Gab used this super powerful ionic dryer from Bio Ionic 10x Pro UltraLight Speed Dryer to give me a sleek blowout, making my hair a perfect canvas for her magic.
Gabrielle at Takamichi Hair is my dry cut queen. We roll this way because my hair grows at a glacial pace. By attacking it smooth and dry, Gabrielle is able to fine-detail my entire cut, rather than taking off large swaths of hair that may not need to go. This is crucial for my look, because if we trimmed the customary half inch, we’d be removing the majority of my new growth. That’s how you end up with an accidental signature look, because you’re cutting hair at the same rate it grows.
Gabrielle tells me, “Dry cutting allows me to create shapes that are most suitable for my client’s texture. I can tailor the shape to the density of their hair for a longer lasting and fabulous result.” Split ends always get the boot, but when done dry, Gabby is cutting only what is damaged and nothing extra.
3. It's Amazing For Curly Hair
Wes Sharpton at Hairstory tells me he employs this weapon for optimal curls. "I often like to dry cut curly hair, especially if the person wears their hair curly, as once you wet the hair, it can be difficult to gauge how the hair is actually reacting to the cut," he explains. "Working dry allows you to see where things naturally fall and see how the curls respond to the cut as you work. Sometimes when you cut curls, they can spring up, and sometimes they can do nothing at all. Cutting curls dry gives you an accurate feel for how hair will behave when you snip and release the weight.”
If your hair is curly, a wet cut could take you from a lob to a gibson girl if care isn’t taken. Curl patterns can also vary throughout the head, so cutting as it lays when dry helps the stylist see everything they are working with as a complete picture.
4. You'll Get A Personalized 'Do
Matt Fugate, expert stylist with Kerastase, uses dry cutting for unique clients whose styling needs come first. By pruning edges and softening angles, you don’t walk out with a broom-like finish.
Dry cuts are completely tailored to the wearer, and the rules of cutting are less rigid. Fugate says, “The best thing about a dry cut is it is personalized. Sometimes cutting hair wet is a section by section ‘follow the guide’ moment, but dry cuts are more of like a bonsai tree mentality, you snip a little and step back and assess and continue with your haircut."

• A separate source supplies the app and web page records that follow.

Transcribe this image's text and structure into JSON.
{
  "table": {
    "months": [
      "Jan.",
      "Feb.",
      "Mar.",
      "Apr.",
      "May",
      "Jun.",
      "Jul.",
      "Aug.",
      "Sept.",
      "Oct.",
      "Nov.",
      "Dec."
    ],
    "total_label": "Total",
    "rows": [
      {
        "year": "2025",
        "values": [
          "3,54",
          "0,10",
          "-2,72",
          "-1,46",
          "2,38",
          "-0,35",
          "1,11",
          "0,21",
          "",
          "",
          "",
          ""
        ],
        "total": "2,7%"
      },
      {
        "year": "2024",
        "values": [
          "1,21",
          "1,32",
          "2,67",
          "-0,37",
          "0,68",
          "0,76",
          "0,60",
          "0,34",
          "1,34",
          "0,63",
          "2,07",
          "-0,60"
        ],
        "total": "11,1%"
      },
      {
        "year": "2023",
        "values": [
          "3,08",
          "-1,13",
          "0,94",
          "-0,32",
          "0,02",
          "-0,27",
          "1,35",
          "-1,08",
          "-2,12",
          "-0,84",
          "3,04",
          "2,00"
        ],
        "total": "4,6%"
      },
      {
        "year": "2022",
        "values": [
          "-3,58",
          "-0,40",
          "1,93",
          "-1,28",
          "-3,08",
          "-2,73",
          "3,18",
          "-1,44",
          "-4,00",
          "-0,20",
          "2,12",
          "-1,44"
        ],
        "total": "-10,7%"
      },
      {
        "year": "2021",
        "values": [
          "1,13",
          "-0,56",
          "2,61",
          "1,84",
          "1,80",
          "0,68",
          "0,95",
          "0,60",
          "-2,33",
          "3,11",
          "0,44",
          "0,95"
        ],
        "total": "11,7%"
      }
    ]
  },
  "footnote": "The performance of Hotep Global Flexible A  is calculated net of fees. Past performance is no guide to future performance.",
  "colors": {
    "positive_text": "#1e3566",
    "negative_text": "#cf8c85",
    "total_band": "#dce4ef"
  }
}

Think about it: Have you ever seen someone getting their bangs cut while dry or out of place? Cutting bangs wet is the perfect example, hair would be blunt, get puffy, and leave you few styling options save the flat iron. Chiselling away at the edge of perfectly arranged hairs not only grooms the line of the cut slowly and accurately, but disperses the weight, so you get much more movement to play with.
5. They're Perfect Clients Who Know What They Want

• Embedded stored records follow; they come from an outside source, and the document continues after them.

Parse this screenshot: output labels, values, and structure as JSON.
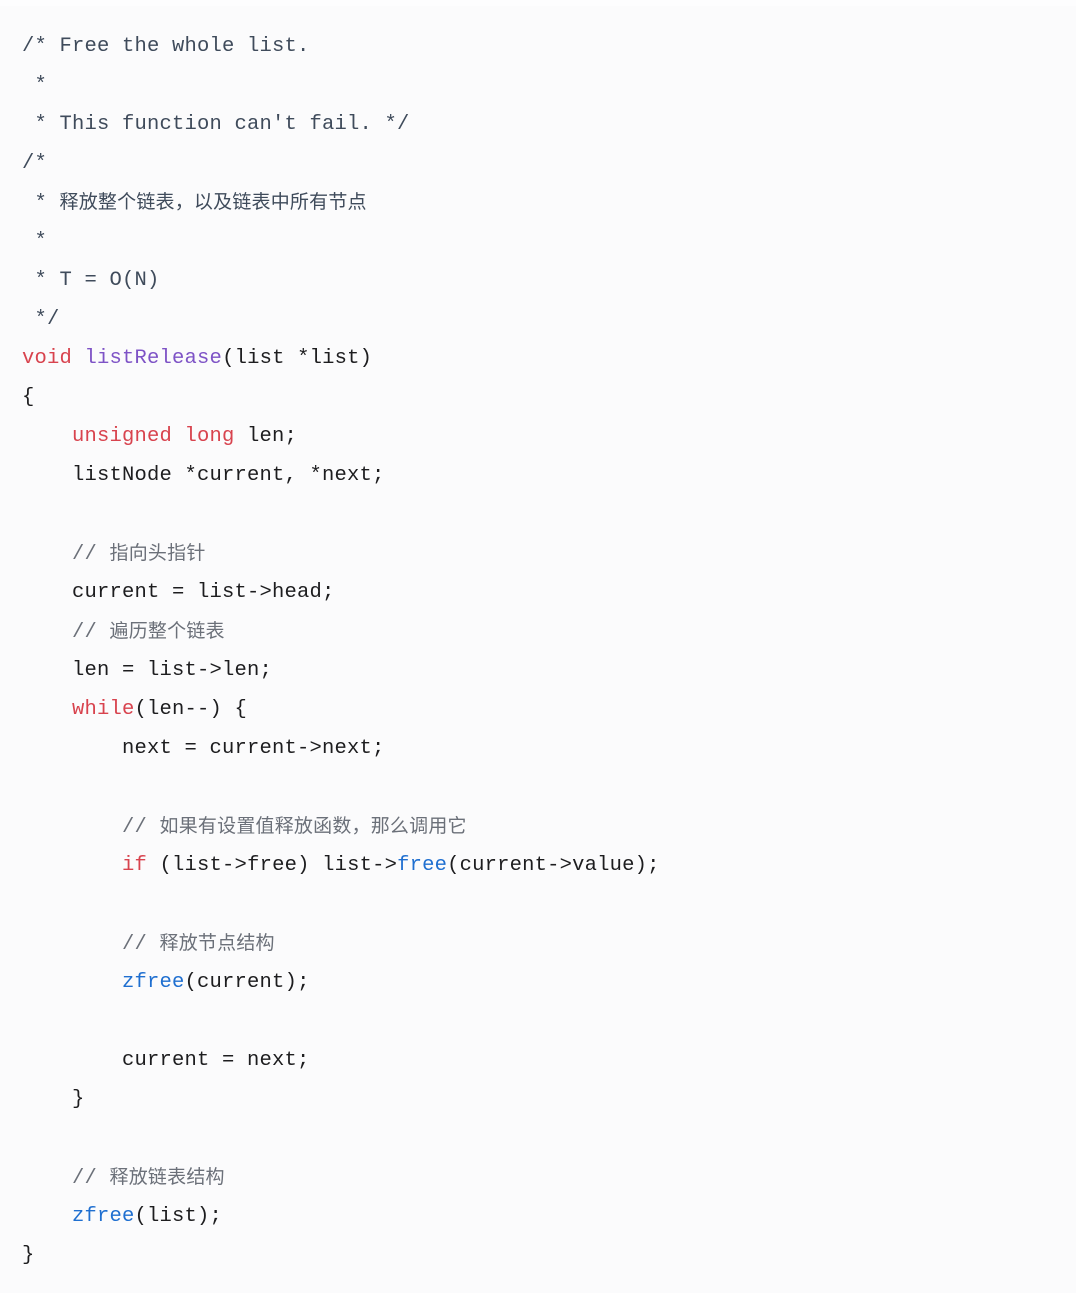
{
  "document": {
    "kind": "source-code-screenshot",
    "language": "C",
    "function_name": "listRelease",
    "background_color": "#fbfbfc"
  },
  "theme": {
    "plain": "#1d1d1f",
    "block_comment": "#3f4b5b",
    "line_comment": "#6b7079",
    "keyword": "#d8434e",
    "function_def": "#7e53c6",
    "function_call": "#1f6fd0"
  },
  "code": {
    "lines": [
      {
        "id": "line-01",
        "tokens": [
          {
            "text": "/* Free the whole list.",
            "type": "blockcomment"
          }
        ]
      },
      {
        "id": "line-02",
        "tokens": [
          {
            "text": " *",
            "type": "blockcomment"
          }
        ]
      },
      {
        "id": "line-03",
        "tokens": [
          {
            "text": " * This function can't fail. */",
            "type": "blockcomment"
          }
        ]
      },
      {
        "id": "line-04",
        "tokens": [
          {
            "text": "/*",
            "type": "blockcomment"
          }
        ]
      },
      {
        "id": "line-05",
        "tokens": [
          {
            "text": " * ",
            "type": "blockcomment"
          },
          {
            "text": "释放整个链表，以及链表中所有节点",
            "type": "blockcomment",
            "cjk": true
          }
        ]
      },
      {
        "id": "line-06",
        "tokens": [
          {
            "text": " *",
            "type": "blockcomment"
          }
        ]
      },
      {
        "id": "line-07",
        "tokens": [
          {
            "text": " * T = O(N)",
            "type": "blockcomment"
          }
        ]
      },
      {
        "id": "line-08",
        "tokens": [
          {
            "text": " */",
            "type": "blockcomment"
          }
        ]
      },
      {
        "id": "line-09",
        "tokens": [
          {
            "text": "void",
            "type": "keyword"
          },
          {
            "text": " ",
            "type": "plain"
          },
          {
            "text": "listRelease",
            "type": "function"
          },
          {
            "text": "(list *list)",
            "type": "plain"
          }
        ]
      },
      {
        "id": "line-10",
        "tokens": [
          {
            "text": "{",
            "type": "plain"
          }
        ]
      },
      {
        "id": "line-11",
        "tokens": [
          {
            "text": "    ",
            "type": "plain"
          },
          {
            "text": "unsigned long",
            "type": "keyword"
          },
          {
            "text": " len;",
            "type": "plain"
          }
        ]
      },
      {
        "id": "line-12",
        "tokens": [
          {
            "text": "    listNode *current, *next;",
            "type": "plain"
          }
        ]
      },
      {
        "id": "line-13",
        "tokens": [
          {
            "text": "",
            "type": "blank"
          }
        ]
      },
      {
        "id": "line-14",
        "tokens": [
          {
            "text": "    // ",
            "type": "linecomment"
          },
          {
            "text": "指向头指针",
            "type": "linecomment",
            "cjk": true
          }
        ]
      },
      {
        "id": "line-15",
        "tokens": [
          {
            "text": "    current = list->head;",
            "type": "plain"
          }
        ]
      },
      {
        "id": "line-16",
        "tokens": [
          {
            "text": "    // ",
            "type": "linecomment"
          },
          {
            "text": "遍历整个链表",
            "type": "linecomment",
            "cjk": true
          }
        ]
      },
      {
        "id": "line-17",
        "tokens": [
          {
            "text": "    len = list->len;",
            "type": "plain"
          }
        ]
      },
      {
        "id": "line-18",
        "tokens": [
          {
            "text": "    ",
            "type": "plain"
          },
          {
            "text": "while",
            "type": "keyword"
          },
          {
            "text": "(len--) {",
            "type": "plain"
          }
        ]
      },
      {
        "id": "line-19",
        "tokens": [
          {
            "text": "        next = current->next;",
            "type": "plain"
          }
        ]
      },
      {
        "id": "line-20",
        "tokens": [
          {
            "text": "",
            "type": "blank"
          }
        ]
      },
      {
        "id": "line-21",
        "tokens": [
          {
            "text": "        // ",
            "type": "linecomment"
          },
          {
            "text": "如果有设置值释放函数，那么调用它",
            "type": "linecomment",
            "cjk": true
          }
        ]
      },
      {
        "id": "line-22",
        "tokens": [
          {
            "text": "        ",
            "type": "plain"
          },
          {
            "text": "if",
            "type": "keyword"
          },
          {
            "text": " (list->free) list->",
            "type": "plain"
          },
          {
            "text": "free",
            "type": "call"
          },
          {
            "text": "(current->value);",
            "type": "plain"
          }
        ]
      },
      {
        "id": "line-23",
        "tokens": [
          {
            "text": "",
            "type": "blank"
          }
        ]
      },
      {
        "id": "line-24",
        "tokens": [
          {
            "text": "        // ",
            "type": "linecomment"
          },
          {
            "text": "释放节点结构",
            "type": "linecomment",
            "cjk": true
          }
        ]
      },
      {
        "id": "line-25",
        "tokens": [
          {
            "text": "        ",
            "type": "plain"
          },
          {
            "text": "zfree",
            "type": "call"
          },
          {
            "text": "(current);",
            "type": "plain"
          }
        ]
      },
      {
        "id": "line-26",
        "tokens": [
          {
            "text": "",
            "type": "blank"
          }
        ]
      },
      {
        "id": "line-27",
        "tokens": [
          {
            "text": "        current = next;",
            "type": "plain"
          }
        ]
      },
      {
        "id": "line-28",
        "tokens": [
          {
            "text": "    }",
            "type": "plain"
          }
        ]
      },
      {
        "id": "line-29",
        "tokens": [
          {
            "text": "",
            "type": "blank"
          }
        ]
      },
      {
        "id": "line-30",
        "tokens": [
          {
            "text": "    // ",
            "type": "linecomment"
          },
          {
            "text": "释放链表结构",
            "type": "linecomment",
            "cjk": true
          }
        ]
      },
      {
        "id": "line-31",
        "tokens": [
          {
            "text": "    ",
            "type": "plain"
          },
          {
            "text": "zfree",
            "type": "call"
          },
          {
            "text": "(list);",
            "type": "plain"
          }
        ]
      },
      {
        "id": "line-32",
        "tokens": [
          {
            "text": "}",
            "type": "plain"
          }
        ]
      }
    ]
  }
}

It’s more than OK to be extremely specific about your hairstyle; hell, it’s encouraged! Not only are you spending your money on a service, it’s the stylist’s job to do exactly what you want. This is why going to a stylist who specializes in dry cuts can be just the ticket if you are either bossy or super worried about the result.

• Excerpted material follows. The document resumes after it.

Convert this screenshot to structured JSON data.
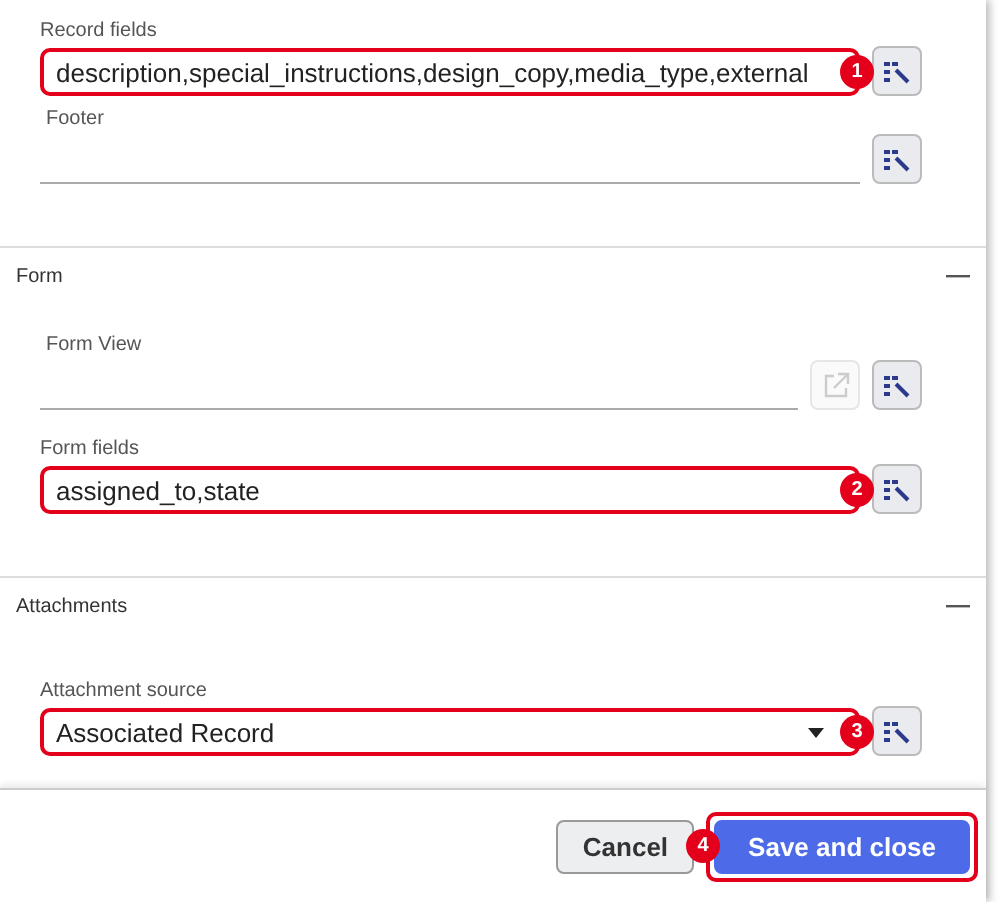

Expert stylist and co-founder of Warren Tricomi salons, Edward Tricomi, cuts the majority of his clients dry. He says, “Dry cutting is my absolute favorite way of cutting hair, not only because it is the most accurate but because it is also the most progressive. When you cut hair wet, it is extremely calculated and formulaic. When you cut dry, you are feeling the weight of the hair. You can see how it falls and moves; how it flows and how it sits in its natural state. This automatically allows for a more precise, and elevated cut. I cut all of my clients dry.”
So whether you’re skittish or skeptical, perfect or punk, the boost from good to great is usually in the details. It’s doubtful anyone want to call wet cutting outdated, but it shouldn’t always be the default. For many people who visit the salon, the techniques are a mystery, but it's important to know you have options. Being nervous about haircuts or extremely specific about your request are not things to feel bad about, they are things to communicate. Getting what you want at the salon is paramount, and dry cutting could be the path to that goal!